This post is about The Home and the World, a novel originally published as Ghare Baire in Bengali in 1916. Its author, Rabindranath Tagore, was born in Kolkata, British India. He was a wealthy, well-travelled Bengali writer best known for the poetry collection Gitanjali. In 1913 he was awarded the Nobel Prize in Literature.
An internationally known literary and artistic man from a wealthy, socially active family owning extensive lands in what is now Bangladesh, Tagore was anti-imperialist yet ultimately rejected the nationalist Swadeshi movement, which promoted production and exclusive consumption of local goods. The Home and the World reflects the author’s mixed feelings on the subject.
See below to find out what you need to know to decide whether you should read The Home and the World, or what you should know about it even if you never do!
What is the setting of The Home and the World?Most scenes occur within the household of a wealthy Indian landowner in West Bengal in British India.
The story takes place after the 1905 Partition of Bengal, which separated the largely Muslim areas in the east from the largely Hindu areas in the West. (The region was repartitioned in 1947 with the creation of the Dominion of Pakistan. East Pakistan was renamed and granted independent statehood as Bangladesh in 1971.)
Who are the characters of The Home and the World?The story is told through the viewpoints of the three main characters:
Bimala, the central main character, is the beautiful, devoted wife of the local rajah, Nikhil. Her husband has given her a private, modern, Western education as well as many imported gifts. He has also started to encourage her to form and share her own opinions.
Nikhil is a wealthy landowner. He loves and idealises Bimala, and wants to help her grow and prosper intellectually. He also loves his country and would like to see it become more economically and legally independent, but believes in relying on market forces and legal process rather than fiery political rhetoric and violent coercion. He is calm, patient, protective, thoughtful, honest, forgiving, conscientious, practical, educated and modern.
Sandip is an old friend of Nikhil’s and a charismatic nationalist leader. After Sandip and Bimala catch sight of each other at a rally, Bimala convinces her husband to invite Sandip to dinner, and he not only accepts, he lingers on as a house guest. Bimala learns that he is a firm believer in creative destruction: only out of the ashes can a new world arise. His rallying cry is “Bande Mataram”, meaning “Hail Mother”. He is impatient, impulsive, charming, jealous, idealistic, ambitious, dishonest and cruel.
The story’s minor characters include:

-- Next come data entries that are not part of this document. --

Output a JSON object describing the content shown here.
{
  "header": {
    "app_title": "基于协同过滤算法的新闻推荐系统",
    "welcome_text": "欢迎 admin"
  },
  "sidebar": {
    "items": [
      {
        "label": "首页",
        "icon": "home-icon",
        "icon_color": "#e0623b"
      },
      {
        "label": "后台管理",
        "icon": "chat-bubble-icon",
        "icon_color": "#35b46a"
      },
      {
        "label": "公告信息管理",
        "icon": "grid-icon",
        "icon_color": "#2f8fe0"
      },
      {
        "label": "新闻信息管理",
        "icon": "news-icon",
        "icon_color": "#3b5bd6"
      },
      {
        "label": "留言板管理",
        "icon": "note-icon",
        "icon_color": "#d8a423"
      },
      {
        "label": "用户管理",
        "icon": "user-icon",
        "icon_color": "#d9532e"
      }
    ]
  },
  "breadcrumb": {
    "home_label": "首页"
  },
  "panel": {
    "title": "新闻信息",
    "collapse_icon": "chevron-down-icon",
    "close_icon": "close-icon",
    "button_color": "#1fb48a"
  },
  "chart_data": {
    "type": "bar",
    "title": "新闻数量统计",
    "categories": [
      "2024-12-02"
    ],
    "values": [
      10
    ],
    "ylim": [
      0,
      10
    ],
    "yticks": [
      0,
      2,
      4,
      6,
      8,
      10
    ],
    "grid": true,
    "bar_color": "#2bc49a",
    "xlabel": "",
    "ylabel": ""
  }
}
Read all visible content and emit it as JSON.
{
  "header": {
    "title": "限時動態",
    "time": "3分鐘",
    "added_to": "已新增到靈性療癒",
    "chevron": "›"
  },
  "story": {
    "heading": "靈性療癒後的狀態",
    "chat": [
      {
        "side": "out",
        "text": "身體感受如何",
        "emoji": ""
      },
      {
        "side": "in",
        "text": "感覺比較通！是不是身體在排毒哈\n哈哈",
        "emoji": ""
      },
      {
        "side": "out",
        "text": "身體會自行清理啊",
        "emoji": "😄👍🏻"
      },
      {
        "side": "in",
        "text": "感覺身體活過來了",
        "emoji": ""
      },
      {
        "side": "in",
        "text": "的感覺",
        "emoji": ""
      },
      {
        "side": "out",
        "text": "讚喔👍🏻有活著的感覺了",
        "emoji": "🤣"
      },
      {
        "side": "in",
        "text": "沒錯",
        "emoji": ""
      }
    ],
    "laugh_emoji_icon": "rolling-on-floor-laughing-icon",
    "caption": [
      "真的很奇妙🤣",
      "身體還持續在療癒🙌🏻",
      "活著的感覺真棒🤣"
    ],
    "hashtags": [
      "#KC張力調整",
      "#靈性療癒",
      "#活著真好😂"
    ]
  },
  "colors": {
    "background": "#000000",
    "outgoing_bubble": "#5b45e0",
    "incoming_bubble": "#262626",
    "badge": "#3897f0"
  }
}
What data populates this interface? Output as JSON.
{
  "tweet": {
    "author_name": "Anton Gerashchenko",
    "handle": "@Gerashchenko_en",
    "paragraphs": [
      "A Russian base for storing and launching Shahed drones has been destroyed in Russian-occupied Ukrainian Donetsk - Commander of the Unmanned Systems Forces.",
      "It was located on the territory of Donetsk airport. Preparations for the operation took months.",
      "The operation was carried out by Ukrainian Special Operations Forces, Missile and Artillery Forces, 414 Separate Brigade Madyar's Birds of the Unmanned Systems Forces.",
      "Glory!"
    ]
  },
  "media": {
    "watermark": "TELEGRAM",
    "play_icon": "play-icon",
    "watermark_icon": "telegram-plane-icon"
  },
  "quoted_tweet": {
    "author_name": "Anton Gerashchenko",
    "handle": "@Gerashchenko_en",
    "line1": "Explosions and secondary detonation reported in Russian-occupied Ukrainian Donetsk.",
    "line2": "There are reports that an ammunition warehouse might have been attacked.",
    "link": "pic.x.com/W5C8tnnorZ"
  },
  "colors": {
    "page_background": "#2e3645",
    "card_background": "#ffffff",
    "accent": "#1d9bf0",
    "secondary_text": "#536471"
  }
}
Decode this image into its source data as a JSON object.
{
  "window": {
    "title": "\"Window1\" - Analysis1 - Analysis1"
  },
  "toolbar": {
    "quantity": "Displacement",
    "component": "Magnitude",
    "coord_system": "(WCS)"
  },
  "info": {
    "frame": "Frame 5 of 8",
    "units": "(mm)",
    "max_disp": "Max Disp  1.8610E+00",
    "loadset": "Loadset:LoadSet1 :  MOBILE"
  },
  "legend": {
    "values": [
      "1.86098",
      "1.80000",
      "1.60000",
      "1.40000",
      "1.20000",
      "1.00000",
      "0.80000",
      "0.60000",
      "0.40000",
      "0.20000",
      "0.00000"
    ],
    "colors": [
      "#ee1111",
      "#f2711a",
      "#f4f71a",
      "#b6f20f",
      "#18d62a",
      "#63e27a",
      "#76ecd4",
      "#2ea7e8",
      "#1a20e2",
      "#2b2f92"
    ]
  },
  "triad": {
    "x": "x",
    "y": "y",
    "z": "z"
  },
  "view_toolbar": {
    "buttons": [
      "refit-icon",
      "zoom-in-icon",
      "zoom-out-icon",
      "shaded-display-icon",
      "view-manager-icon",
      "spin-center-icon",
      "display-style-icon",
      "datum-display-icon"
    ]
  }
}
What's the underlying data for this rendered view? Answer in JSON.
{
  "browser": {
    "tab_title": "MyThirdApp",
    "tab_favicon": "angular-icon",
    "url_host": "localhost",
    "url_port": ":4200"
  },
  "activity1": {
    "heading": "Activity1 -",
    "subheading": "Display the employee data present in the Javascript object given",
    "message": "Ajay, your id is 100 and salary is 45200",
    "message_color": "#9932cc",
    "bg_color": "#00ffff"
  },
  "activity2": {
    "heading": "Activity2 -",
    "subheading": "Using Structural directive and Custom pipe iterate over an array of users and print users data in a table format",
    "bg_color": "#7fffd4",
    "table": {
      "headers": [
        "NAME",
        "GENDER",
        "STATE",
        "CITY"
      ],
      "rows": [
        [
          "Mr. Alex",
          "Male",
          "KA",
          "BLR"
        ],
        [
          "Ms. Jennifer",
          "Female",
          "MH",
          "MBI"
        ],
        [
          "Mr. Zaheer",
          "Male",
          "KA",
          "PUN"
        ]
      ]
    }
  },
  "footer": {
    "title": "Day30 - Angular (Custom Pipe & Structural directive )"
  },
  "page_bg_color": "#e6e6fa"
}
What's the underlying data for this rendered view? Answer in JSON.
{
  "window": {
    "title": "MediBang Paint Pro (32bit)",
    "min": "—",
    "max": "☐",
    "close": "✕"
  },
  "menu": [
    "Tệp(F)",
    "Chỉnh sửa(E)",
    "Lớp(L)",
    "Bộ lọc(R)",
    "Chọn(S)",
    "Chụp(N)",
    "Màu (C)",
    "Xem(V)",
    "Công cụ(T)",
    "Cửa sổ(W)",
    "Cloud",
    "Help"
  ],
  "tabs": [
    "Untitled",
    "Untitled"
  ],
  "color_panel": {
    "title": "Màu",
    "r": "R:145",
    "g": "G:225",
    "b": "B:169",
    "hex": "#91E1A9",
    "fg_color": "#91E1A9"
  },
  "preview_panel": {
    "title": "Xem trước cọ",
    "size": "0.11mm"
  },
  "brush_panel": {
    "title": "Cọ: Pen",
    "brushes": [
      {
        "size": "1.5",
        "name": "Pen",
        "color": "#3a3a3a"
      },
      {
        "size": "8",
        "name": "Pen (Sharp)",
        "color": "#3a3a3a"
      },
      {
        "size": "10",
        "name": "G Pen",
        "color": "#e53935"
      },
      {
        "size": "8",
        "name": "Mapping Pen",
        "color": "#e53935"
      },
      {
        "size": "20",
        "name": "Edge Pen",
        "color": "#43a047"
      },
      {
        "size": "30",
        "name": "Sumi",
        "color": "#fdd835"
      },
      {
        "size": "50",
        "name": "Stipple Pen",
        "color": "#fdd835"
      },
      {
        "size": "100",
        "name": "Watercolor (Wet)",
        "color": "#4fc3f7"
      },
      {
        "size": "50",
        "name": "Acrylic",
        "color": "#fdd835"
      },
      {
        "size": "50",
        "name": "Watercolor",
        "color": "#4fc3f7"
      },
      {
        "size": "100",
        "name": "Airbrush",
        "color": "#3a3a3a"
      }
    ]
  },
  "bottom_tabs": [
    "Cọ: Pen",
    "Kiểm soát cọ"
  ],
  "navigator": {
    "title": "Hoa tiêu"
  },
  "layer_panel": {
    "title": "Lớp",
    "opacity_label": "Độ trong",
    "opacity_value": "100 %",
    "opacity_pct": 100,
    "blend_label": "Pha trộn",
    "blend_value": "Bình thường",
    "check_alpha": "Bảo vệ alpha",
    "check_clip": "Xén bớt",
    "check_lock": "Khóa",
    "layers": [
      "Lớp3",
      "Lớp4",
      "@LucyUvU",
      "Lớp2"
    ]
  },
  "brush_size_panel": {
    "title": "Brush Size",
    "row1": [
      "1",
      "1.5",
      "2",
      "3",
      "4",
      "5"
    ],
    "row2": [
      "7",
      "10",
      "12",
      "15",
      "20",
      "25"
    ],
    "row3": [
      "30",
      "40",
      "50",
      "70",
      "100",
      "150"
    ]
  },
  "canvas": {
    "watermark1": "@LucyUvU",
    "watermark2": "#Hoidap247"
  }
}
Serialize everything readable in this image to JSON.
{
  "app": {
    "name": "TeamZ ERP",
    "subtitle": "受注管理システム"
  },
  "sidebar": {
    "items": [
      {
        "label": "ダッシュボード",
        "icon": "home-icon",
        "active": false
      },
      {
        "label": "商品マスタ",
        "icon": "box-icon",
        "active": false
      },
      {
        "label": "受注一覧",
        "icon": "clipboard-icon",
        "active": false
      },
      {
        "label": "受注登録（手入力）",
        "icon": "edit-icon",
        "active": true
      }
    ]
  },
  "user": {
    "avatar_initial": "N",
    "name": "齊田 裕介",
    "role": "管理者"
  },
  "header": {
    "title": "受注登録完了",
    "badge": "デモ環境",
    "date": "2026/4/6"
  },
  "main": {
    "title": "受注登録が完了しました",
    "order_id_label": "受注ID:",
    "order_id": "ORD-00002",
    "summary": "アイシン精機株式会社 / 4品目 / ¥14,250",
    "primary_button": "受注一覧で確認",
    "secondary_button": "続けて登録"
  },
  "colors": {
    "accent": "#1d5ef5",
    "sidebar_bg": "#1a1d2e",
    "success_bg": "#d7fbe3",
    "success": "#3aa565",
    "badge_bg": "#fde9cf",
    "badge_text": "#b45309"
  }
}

The Bara Rani, Bimala’s sister-in-law, who is keen to mock and criticise Bimala.
Chandranath Babu, Nikhil’s former tutor, a highly respected and kind old man.
Amulya, a young man whose loyalties are divided between Sandip and Bimala.
What are the themes of The Home and the World?What is the best way to pursue nationalism? The Swadeshi movement’s goal, independence, is admirable, but its methods often cause more harm than good, resulting in economic hardship and even deadly violence among Indians.
What is the role of women? Allowing women to participate meaningfully in the world is presented as a good modern idea, though not necessarily an easy or risk-free one to enact.
What is manliness? Sandip advocates doing and taking whatever seems necessary without asking permission or worrying about consequences, whereas Nikhil prefers seeking change constructively, thoughtfully and humanely.
What is real and true and good? At times, truth seems to be that which is felt strongly, or even that which is useful for others to believe. However, strong feelings can threaten that which is reasoned to be correct.
What is the central plot or conflict of The Home and the World?The story is a love triangle set in a time of social unrest in which people from all walks of life have started to move against British rule.
Sandip, a nationalist, believes that the end justifies the means; he will lie and steal and even kill for an abstract ideal. Since he believes in taking whatever he wants, why would he balk at taking another man’s wife?
Nikhil is too timid, or too principled, to approve of unsavoury means, and points out that the nation consists of nothing apart from the individuals who live in it, who are often harmed by the action of idealistic firebrands. He wants Bimala to be happy, perhaps even if it means setting her free to love another.
Bimala is caught between them. She sees the good in her loving husband, Nikhil, but is tempted by the power radiating from the uninhibited Sandip, who praises her unashamedly and enshrines her as a concrete representation of his beloved nation.
To what extent will Sandip’s rhetoric shape Bimala’s choices—and the fate of the rajah Nikhil and his people?
The Home and the WorldGutenberg.org offers a free, digitised English translation.
A film adaptation directed by Satyajit Ray was released in 1984.